=== Section Start ===

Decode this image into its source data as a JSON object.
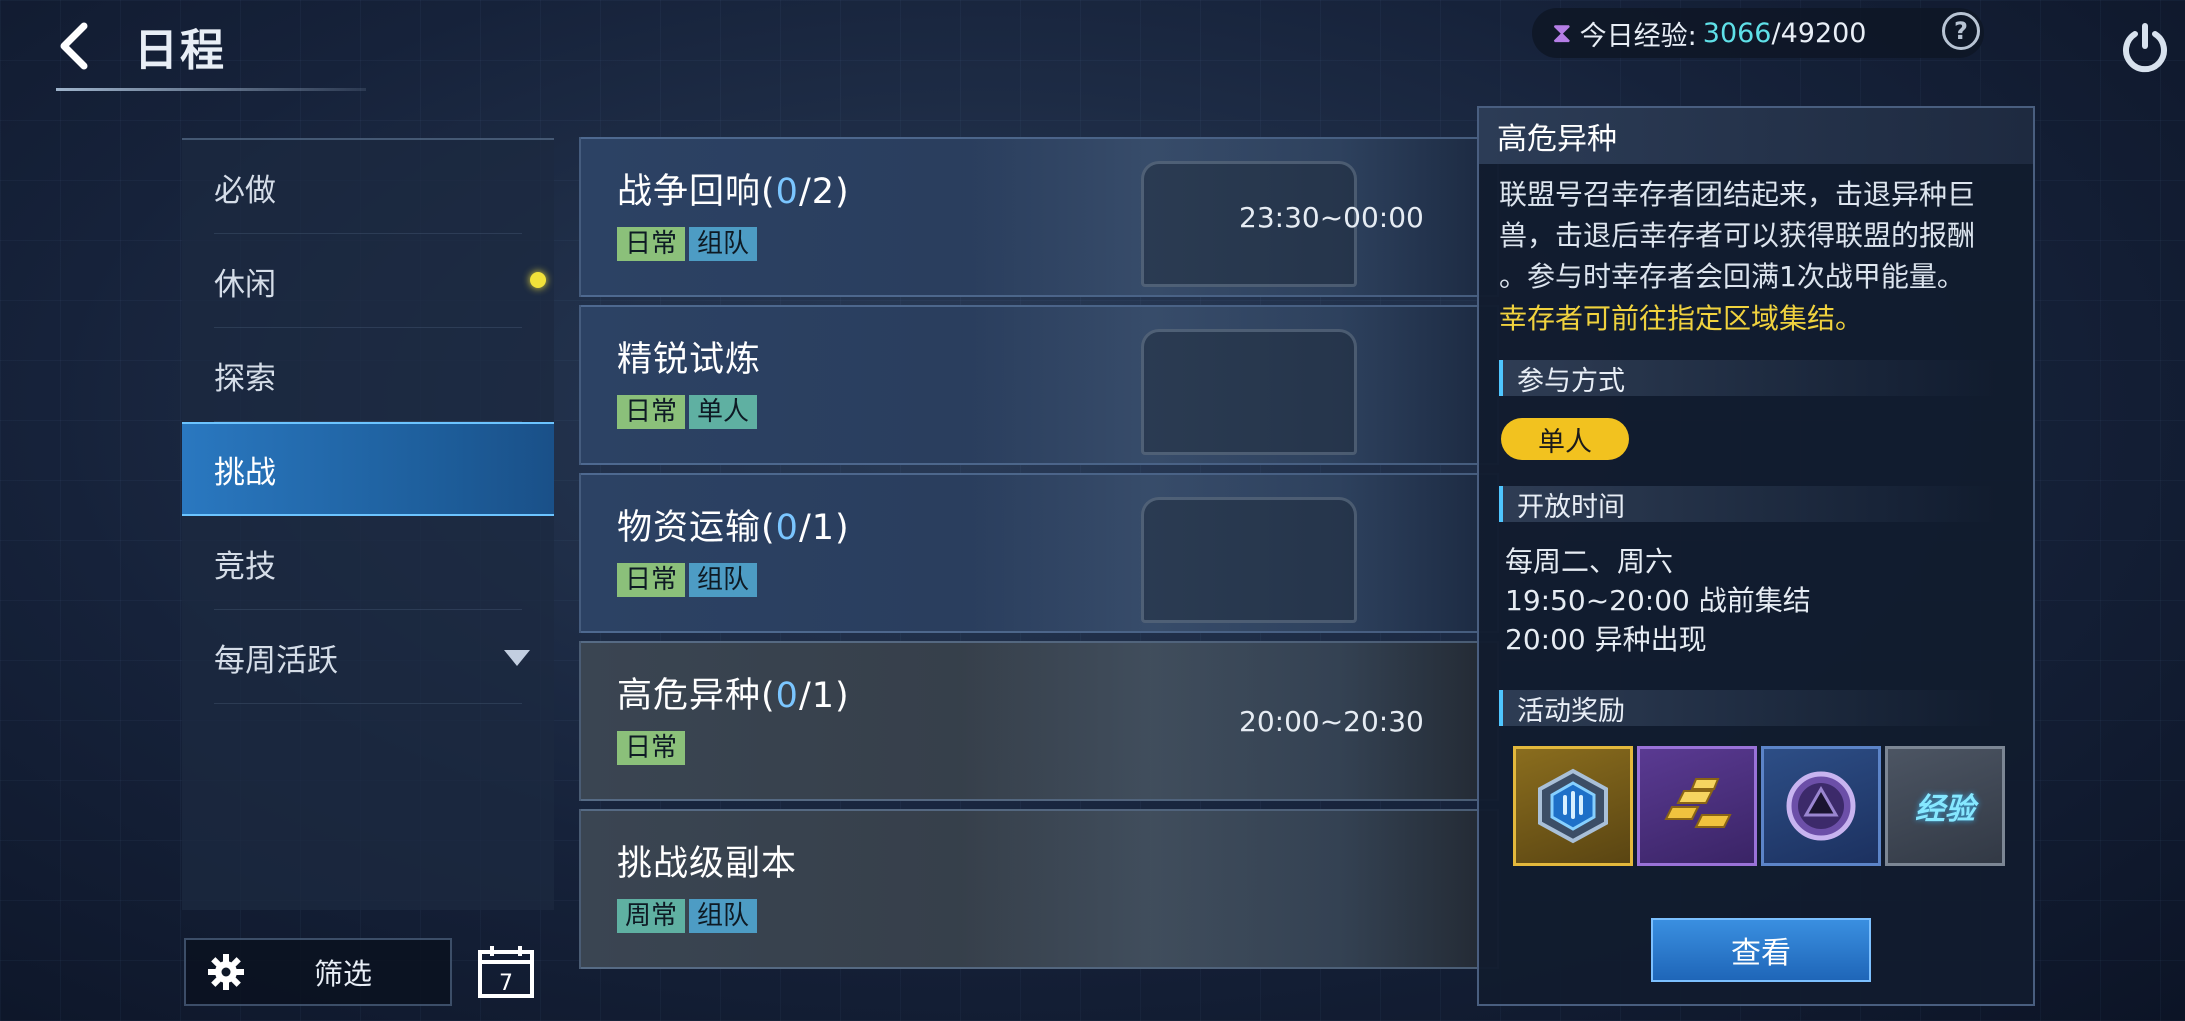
{
  "header": {
    "title": "日程",
    "exp_label": "今日经验:",
    "exp_current": "3066",
    "exp_separator": "/",
    "exp_max": "49200",
    "help": "?"
  },
  "sidebar": {
    "items": [
      {
        "label": "必做"
      },
      {
        "label": "休闲"
      },
      {
        "label": "探索"
      },
      {
        "label": "挑战"
      },
      {
        "label": "竞技"
      },
      {
        "label": "每周活跃"
      }
    ],
    "active_index": 3,
    "filter_label": "筛选",
    "calendar_day": "7"
  },
  "cards": [
    {
      "name": "战争回响",
      "progress_open": "(",
      "progress_value": "0",
      "progress_rest": "/2)",
      "tags": [
        "日常",
        "组队"
      ],
      "time": "23:30~00:00"
    },
    {
      "name": "精锐试炼",
      "tags": [
        "日常",
        "单人"
      ],
      "time": ""
    },
    {
      "name": "物资运输",
      "progress_open": "(",
      "progress_value": "0",
      "progress_rest": "/1)",
      "tags": [
        "日常",
        "组队"
      ],
      "time": ""
    },
    {
      "name": "高危异种",
      "progress_open": "(",
      "progress_value": "0",
      "progress_rest": "/1)",
      "tags": [
        "日常"
      ],
      "time": "20:00~20:30"
    },
    {
      "name": "挑战级副本",
      "tags": [
        "周常",
        "组队"
      ],
      "time": ""
    }
  ],
  "detail": {
    "title": "高危异种",
    "description_lines": [
      "联盟号召幸存者团结起来，击退异种巨",
      "兽，击退后幸存者可以获得联盟的报酬",
      "。参与时幸存者会回满1次战甲能量。"
    ],
    "highlight": "幸存者可前往指定区域集结。",
    "mode_section": "参与方式",
    "mode": "单人",
    "time_section": "开放时间",
    "time_lines": [
      "每周二、周六",
      "19:50~20:00 战前集结",
      "20:00 异种出现"
    ],
    "reward_section": "活动奖励",
    "rewards": [
      {
        "icon": "armor-core-icon",
        "rarity": "gold"
      },
      {
        "icon": "gold-bars-icon",
        "rarity": "purple"
      },
      {
        "icon": "crystal-token-icon",
        "rarity": "blue"
      },
      {
        "icon": "exp-icon",
        "rarity": "gray",
        "text": "经验"
      }
    ],
    "view_button": "查看"
  },
  "colors": {
    "accent_blue": "#2a78c0",
    "progress_blue": "#7bc6ff",
    "highlight_yellow": "#f0d23e",
    "exp_cyan": "#5fe0e8",
    "tag_green": "#8bc07a",
    "tag_blue": "#4d9cc4"
  }
}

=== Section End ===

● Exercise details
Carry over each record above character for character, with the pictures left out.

● Exercise result
Decode this image into its source data as a JSON object.
{
  "header": {
    "title": "日程",
    "exp_label": "今日经验:",
    "exp_current": "3066",
    "exp_separator": "/",
    "exp_max": "49200",
    "help": "?"
  },
  "sidebar": {
    "items": [
      {
        "label": "必做"
      },
      {
        "label": "休闲"
      },
      {
        "label": "探索"
      },
      {
        "label": "挑战"
      },
      {
        "label": "竞技"
      },
      {
        "label": "每周活跃"
      }
    ],
    "active_index": 3,
    "filter_label": "筛选",
    "calendar_day": "7"
  },
  "cards": [
    {
      "name": "战争回响",
      "progress_open": "(",
      "progress_value": "0",
      "progress_rest": "/2)",
      "tags": [
        "日常",
        "组队"
      ],
      "time": "23:30~00:00"
    },
    {
      "name": "精锐试炼",
      "tags": [
        "日常",
        "单人"
      ],
      "time": ""
    },
    {
      "name": "物资运输",
      "progress_open": "(",
      "progress_value": "0",
      "progress_rest": "/1)",
      "tags": [
        "日常",
        "组队"
      ],
      "time": ""
    },
    {
      "name": "高危异种",
      "progress_open": "(",
      "progress_value": "0",
      "progress_rest": "/1)",
      "tags": [
        "日常"
      ],
      "time": "20:00~20:30"
    },
    {
      "name": "挑战级副本",
      "tags": [
        "周常",
        "组队"
      ],
      "time": ""
    }
  ],
  "detail": {
    "title": "高危异种",
    "description_lines": [
      "联盟号召幸存者团结起来，击退异种巨",
      "兽，击退后幸存者可以获得联盟的报酬",
      "。参与时幸存者会回满1次战甲能量。"
    ],
    "highlight": "幸存者可前往指定区域集结。",
    "mode_section": "参与方式",
    "mode": "单人",
    "time_section": "开放时间",
    "time_lines": [
      "每周二、周六",
      "19:50~20:00 战前集结",
      "20:00 异种出现"
    ],
    "reward_section": "活动奖励",
    "rewards": [
      {
        "icon": "armor-core-icon",
        "rarity": "gold"
      },
      {
        "icon": "gold-bars-icon",
        "rarity": "purple"
      },
      {
        "icon": "crystal-token-icon",
        "rarity": "blue"
      },
      {
        "icon": "exp-icon",
        "rarity": "gray",
        "text": "经验"
      }
    ],
    "view_button": "查看"
  },
  "colors": {
    "accent_blue": "#2a78c0",
    "progress_blue": "#7bc6ff",
    "highlight_yellow": "#f0d23e",
    "exp_cyan": "#5fe0e8",
    "tag_green": "#8bc07a",
    "tag_blue": "#4d9cc4"
  }
}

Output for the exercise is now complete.